ABBOT (12 JANUARY 1167)
His most famous work is called Spiritual Friendship (both it and the Mirror have been published in English by the Cistercian Press).
When Jesus was told that his family was waiting to see him, he replied, "All who do the will of my Father are my family." From this, some Christians have drawn the conclusion that the only kind of love permissible to a Christian is Charity -- that is: (a) the universal benevolence that wills the good of all persons, and (b) the bond that unites the Christian with Christ and through Christ with all other Christians. Note that Universal Benevolence is extended equally to all persons (we are to love Jones because God made him), and that the bond of Christian Unity unites us equally with all our fellow Christians who are in a state of grace (we are to love Jones because Christ dwells in him). Neither leaves any room for particular friendships, for liking Jones more than Smith because Jones shares our interest in hockey, or because Jones and we like the same sort of jokes, or come from the same part of the country and have similar childhood memories, or because Jones is an easy-going type and it is easy to relax and feel comfortable around him, or because Jones and we have a special bond of friendship, loyalty, and trust. Particular friendships are out!

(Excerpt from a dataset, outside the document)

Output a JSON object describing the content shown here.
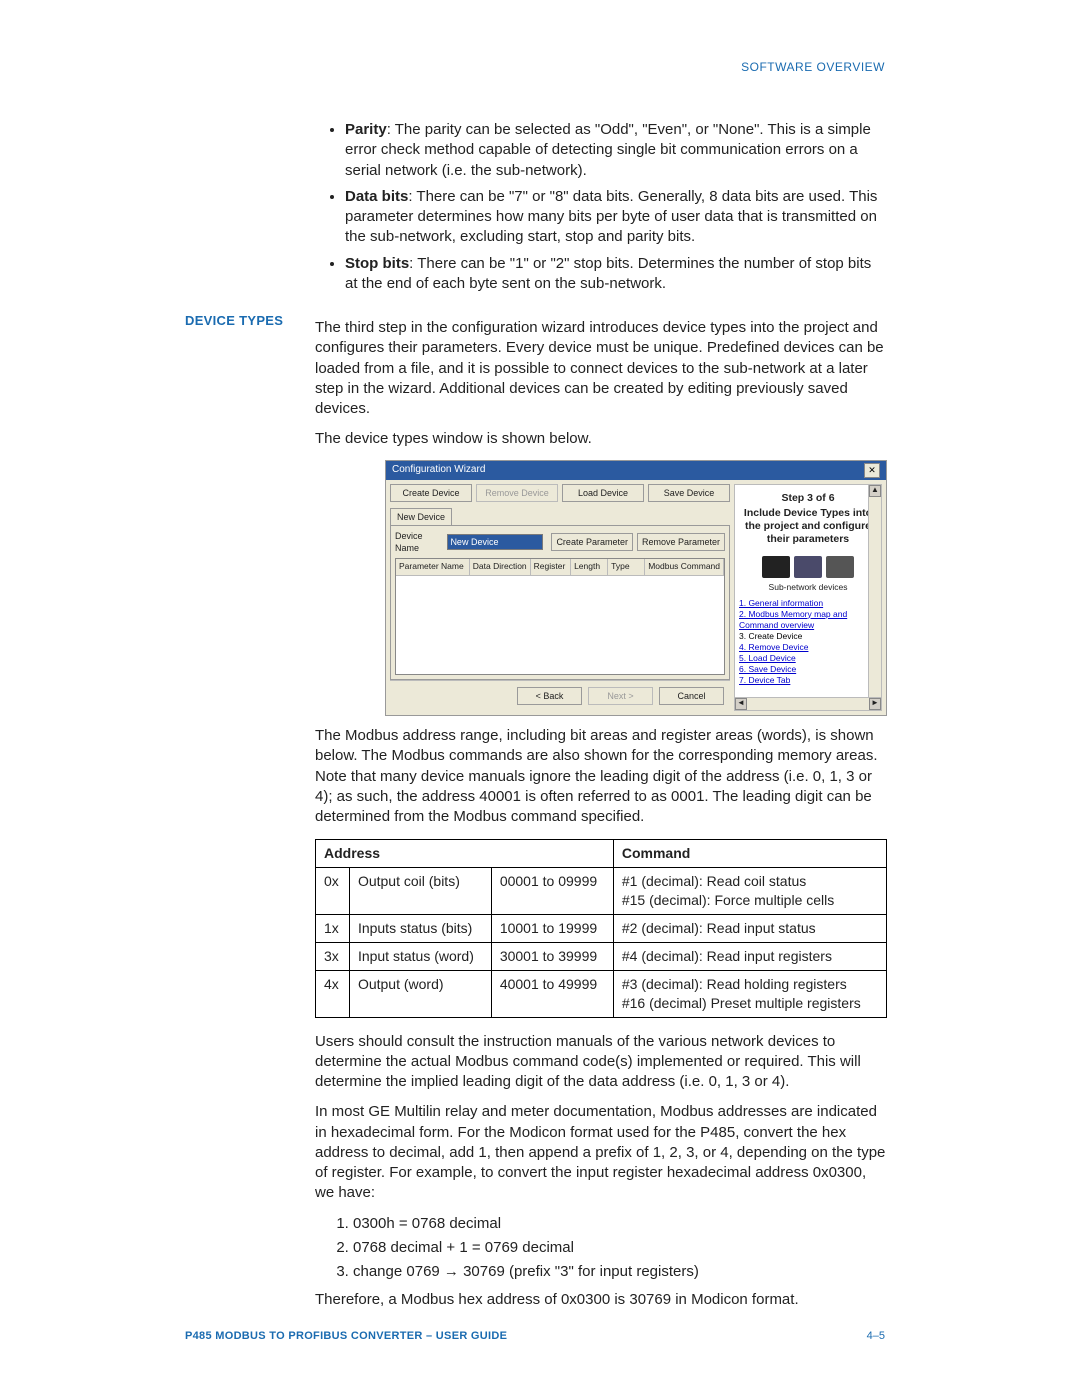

Some who do not think that every Christian must renounce particular friendships believe that every monastic must do so. In many religious houses, where the monks or nuns walk two by two into chapel or the dining hall or while pacing about during the daily hour of recreation, the superior will make a point of constantly shifting partners, lest anyone form a liking for one partner more than another. (This does not apply just to friends. It is sometimes held that no monk ought to allow himself any preferences in food or drink.) Against this view, Aelred wrote that it is compatible with the highest degree of Christian perfection to take special pleasure in the company of particular friends. He point out that we are told that Jesus loved John, and Mary, and Martha, and Lazarus, and that this probably means that he found their company congenial.
by James Kiefer